If one actor does the voice of more than one character - record all the parts for that actor together.
Record all the lines for each character, even if it's a dialogue.

student director

Mr. Kaminski made sure each and every student got to try the director's seat. 
The hands-on experience is very different than watching someone else do it.

Animators are often introverted people, and this Classic Animation class was no different. They had to overcome the embarrassment, talk to the actors and give them directions, and make the effort to communicate what they really need for the story - what THEY think is right for the scene.

The "Wild Take" - Follies and sound effects

Recording dialogue soundtrack is more than just recording the speech - people make all sorts of sound when they speak - sighs, deep breaths, sounds that are very expressive but are not words ("Duhhh!").

Recording these sounds is called a "wild take".
There are also human-made sound effects, like slurping soup, whistles, lip smacking, smooching noises and all that.

Theses are very much a part of the soundtrack and they add a lot of color and character - don't miss them out!

Moving forward to the next phase of production

When we finished the soundtrack recording session, the corridor outside suddenly seemed very noisy to me.

I hadn't realized how smothering the silence inside the recording studio is.

The students left for a break before their next lesson. Mr. Kaminski gathered the notes from the script-boy, and the sound files from the sound technician.

He will put these together into a video-board (animatik) to show the students how the dialogue and story board all fit together on a timeline.

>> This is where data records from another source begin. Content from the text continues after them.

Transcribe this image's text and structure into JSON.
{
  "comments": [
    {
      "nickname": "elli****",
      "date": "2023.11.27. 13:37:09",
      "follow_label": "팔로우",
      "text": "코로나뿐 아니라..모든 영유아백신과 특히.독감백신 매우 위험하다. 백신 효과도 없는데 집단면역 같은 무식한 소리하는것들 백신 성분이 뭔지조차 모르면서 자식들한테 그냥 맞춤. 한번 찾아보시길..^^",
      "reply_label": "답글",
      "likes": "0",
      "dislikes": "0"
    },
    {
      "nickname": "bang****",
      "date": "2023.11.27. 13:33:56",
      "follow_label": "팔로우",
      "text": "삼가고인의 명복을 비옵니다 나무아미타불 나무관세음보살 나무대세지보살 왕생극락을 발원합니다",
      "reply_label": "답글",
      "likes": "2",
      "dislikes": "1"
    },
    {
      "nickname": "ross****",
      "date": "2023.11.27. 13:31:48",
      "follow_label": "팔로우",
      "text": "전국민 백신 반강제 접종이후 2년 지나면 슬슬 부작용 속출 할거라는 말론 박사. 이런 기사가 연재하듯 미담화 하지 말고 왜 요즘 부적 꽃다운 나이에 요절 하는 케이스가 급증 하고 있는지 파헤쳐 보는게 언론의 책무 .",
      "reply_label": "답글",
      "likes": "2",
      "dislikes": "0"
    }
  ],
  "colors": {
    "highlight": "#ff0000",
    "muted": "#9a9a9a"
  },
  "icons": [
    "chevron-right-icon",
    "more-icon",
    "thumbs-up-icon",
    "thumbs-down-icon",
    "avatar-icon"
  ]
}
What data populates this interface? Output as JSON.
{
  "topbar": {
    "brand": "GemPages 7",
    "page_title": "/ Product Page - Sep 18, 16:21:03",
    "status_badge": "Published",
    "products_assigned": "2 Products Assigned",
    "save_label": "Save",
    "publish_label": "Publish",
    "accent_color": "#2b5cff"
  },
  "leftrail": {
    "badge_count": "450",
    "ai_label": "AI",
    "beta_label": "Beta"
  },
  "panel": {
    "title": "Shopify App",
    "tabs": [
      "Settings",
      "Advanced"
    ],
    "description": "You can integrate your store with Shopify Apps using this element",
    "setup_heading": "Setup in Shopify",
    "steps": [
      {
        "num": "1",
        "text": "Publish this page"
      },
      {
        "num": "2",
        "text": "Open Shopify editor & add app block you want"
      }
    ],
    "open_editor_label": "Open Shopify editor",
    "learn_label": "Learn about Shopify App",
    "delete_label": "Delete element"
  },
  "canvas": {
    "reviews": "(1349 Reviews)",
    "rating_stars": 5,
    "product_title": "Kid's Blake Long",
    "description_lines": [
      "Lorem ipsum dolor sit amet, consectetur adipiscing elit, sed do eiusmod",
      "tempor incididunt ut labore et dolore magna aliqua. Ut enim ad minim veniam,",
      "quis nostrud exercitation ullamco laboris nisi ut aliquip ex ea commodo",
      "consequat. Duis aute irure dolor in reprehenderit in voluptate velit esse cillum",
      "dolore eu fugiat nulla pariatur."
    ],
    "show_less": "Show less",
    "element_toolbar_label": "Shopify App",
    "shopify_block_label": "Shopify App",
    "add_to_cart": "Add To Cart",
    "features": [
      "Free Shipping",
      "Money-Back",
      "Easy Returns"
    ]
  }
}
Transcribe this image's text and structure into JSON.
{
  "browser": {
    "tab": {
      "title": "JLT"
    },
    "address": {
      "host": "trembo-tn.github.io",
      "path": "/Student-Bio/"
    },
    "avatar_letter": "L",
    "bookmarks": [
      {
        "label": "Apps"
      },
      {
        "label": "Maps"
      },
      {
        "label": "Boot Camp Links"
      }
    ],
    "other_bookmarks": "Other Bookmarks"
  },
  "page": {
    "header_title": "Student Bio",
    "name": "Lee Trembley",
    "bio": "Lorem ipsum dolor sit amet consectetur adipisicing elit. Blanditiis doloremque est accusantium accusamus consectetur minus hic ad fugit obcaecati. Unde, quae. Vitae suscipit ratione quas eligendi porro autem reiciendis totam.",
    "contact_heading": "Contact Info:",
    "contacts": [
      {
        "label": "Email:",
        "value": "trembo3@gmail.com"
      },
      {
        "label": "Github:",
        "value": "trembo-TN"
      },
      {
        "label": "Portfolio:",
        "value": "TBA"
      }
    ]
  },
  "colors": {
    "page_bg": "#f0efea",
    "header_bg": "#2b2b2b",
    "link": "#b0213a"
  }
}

Soundtrack can make or break a film - especially in animation.

Seeing the video board run with a dialogue or music for the first time - that's when you feel that you really have a movie.

Home > Articles  > Recording Soundtrack